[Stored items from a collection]
Content starts
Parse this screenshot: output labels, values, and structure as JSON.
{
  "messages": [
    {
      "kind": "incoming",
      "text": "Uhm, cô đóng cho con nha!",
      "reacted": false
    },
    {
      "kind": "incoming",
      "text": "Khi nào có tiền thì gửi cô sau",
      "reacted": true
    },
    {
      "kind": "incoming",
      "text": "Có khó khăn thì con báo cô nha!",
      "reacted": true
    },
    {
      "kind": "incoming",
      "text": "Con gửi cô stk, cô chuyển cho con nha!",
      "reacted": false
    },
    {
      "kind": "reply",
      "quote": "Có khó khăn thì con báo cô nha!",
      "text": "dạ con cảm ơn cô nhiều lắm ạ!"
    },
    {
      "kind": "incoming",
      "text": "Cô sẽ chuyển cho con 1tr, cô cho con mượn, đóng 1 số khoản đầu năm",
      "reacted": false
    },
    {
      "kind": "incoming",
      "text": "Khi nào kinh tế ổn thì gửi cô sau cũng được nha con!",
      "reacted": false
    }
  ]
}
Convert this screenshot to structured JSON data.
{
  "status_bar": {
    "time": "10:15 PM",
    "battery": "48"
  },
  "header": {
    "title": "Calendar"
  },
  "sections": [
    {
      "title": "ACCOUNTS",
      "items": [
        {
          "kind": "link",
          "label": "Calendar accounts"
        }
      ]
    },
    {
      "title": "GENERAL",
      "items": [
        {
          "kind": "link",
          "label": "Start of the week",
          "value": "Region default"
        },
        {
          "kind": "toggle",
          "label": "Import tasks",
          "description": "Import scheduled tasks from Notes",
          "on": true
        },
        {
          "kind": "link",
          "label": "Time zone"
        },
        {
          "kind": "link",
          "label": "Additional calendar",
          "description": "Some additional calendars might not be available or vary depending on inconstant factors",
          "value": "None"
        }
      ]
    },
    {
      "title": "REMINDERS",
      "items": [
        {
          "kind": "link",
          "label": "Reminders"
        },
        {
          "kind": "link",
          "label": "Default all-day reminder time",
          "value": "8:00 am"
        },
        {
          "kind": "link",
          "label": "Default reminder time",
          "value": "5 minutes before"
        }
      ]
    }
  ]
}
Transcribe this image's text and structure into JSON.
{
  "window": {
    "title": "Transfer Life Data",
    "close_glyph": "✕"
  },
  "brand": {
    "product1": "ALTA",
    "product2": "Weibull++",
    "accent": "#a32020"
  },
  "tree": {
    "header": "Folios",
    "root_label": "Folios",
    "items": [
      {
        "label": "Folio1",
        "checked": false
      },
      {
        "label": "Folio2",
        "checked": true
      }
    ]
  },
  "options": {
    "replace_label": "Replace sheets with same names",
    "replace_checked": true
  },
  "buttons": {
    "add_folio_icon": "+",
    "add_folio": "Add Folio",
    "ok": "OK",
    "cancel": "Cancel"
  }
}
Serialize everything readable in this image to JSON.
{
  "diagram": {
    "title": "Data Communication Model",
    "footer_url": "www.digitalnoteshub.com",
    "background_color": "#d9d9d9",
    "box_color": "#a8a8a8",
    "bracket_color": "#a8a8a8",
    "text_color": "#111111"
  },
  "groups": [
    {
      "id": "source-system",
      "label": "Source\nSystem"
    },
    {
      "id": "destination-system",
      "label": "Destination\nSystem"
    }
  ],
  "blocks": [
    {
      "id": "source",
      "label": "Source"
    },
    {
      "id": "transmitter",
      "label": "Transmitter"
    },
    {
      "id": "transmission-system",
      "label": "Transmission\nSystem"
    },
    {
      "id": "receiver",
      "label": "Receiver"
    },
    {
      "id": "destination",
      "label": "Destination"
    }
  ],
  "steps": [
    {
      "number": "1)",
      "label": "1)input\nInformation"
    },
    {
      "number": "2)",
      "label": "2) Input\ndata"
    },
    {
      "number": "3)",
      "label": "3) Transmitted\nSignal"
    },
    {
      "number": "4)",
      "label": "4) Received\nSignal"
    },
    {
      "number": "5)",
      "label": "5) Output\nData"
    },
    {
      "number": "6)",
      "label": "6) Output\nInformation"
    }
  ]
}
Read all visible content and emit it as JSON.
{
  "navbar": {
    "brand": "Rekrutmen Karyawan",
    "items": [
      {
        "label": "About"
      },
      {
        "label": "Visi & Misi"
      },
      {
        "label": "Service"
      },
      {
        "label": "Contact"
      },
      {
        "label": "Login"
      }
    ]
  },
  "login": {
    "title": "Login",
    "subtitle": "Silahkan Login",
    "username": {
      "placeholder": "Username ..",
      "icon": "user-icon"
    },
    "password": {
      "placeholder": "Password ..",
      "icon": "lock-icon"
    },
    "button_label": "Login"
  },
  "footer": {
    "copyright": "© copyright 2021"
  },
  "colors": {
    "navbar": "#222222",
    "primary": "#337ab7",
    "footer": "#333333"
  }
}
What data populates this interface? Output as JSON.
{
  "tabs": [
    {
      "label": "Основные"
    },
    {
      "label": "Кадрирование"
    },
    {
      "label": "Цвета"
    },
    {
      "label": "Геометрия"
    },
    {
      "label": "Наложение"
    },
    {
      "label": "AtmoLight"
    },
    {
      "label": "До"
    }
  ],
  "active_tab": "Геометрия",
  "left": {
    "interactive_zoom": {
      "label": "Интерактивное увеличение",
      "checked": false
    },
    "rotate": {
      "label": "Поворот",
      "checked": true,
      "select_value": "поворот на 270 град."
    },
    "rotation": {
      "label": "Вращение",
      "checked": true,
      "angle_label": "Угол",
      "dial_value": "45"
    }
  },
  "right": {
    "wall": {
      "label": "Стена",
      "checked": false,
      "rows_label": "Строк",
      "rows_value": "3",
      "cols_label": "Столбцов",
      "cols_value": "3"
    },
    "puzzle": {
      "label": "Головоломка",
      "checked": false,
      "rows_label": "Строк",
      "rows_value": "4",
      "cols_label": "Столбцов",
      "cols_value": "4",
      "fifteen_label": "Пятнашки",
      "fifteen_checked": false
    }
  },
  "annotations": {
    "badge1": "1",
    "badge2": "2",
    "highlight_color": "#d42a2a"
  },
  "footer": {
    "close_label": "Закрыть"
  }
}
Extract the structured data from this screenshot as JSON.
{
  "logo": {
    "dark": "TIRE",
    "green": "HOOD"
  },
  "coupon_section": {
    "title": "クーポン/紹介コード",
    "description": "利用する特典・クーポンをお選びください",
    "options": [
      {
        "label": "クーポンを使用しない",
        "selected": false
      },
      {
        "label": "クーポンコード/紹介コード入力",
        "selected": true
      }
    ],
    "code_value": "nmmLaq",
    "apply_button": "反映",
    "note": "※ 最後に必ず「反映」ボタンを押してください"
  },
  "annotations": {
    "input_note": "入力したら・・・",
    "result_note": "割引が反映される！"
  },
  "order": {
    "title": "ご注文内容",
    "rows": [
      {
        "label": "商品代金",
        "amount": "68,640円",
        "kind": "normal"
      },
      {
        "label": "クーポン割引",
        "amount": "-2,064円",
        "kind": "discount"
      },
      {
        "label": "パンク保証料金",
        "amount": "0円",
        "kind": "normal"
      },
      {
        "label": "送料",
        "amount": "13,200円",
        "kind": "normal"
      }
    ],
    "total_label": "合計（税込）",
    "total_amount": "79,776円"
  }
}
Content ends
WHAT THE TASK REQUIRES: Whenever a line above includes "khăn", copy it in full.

YOUR SOLUTION:
      "text": "Có khó khăn thì con báo cô nha!",
      "quote": "Có khó khăn thì con báo cô nha!",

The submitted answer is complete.